I hereby cut the ribbon and break a perfectly good bottle of champagne on this first issue of wards.
In this issue, we feature writers who were considered wards of the state as children in foster care. I struggled to choose a cover image for the issue, because every child is different, and every foster family is different. In the end, I chose an image that captures a child’s need to be cared for. We all have this need, regardless of our circumstances. Whether or not those needs are adequately met through the states’ programs remains a painful and urgent issue.
Person-first language places the person before his or her circumstances. When we say foster children, we label young people. Like many labels, “foster” comes with baggage and stereotypes that stick. When we put the person first by saying child in foster care, we remind everyone listening to consider the individual without prejudice, and without placing undue limitations on them. This is the spirit with which I approached Foster, and I intend to approach future issue themes in a person-first way.

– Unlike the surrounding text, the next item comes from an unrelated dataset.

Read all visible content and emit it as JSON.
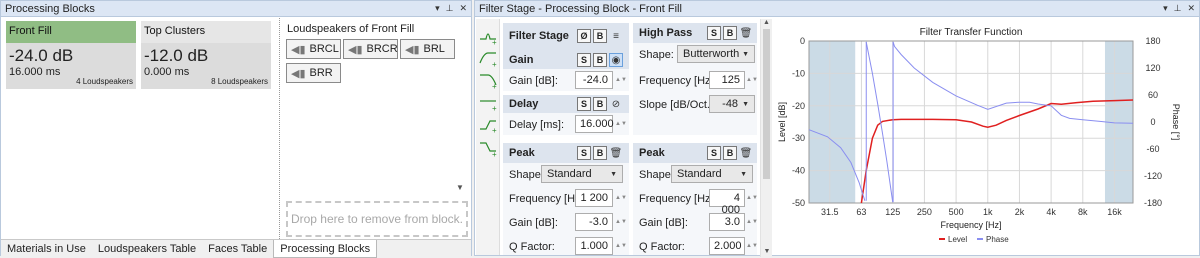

Foster is a thin and yet transatlantic volume. I encourage readers to learn more about our five authors, all but one of whom has experienced life in the foster care system. Two live in the United States, where wards is based, and three hail from the United Kingdom. They have more interesting things to share than I do, so I’ll conclude my preamble and let you get to it.
Stay in touch for upcoming issue themes. We may revisit the Foster theme in the future, based on feedback.
In love and light,
Rebecca Ogle, editor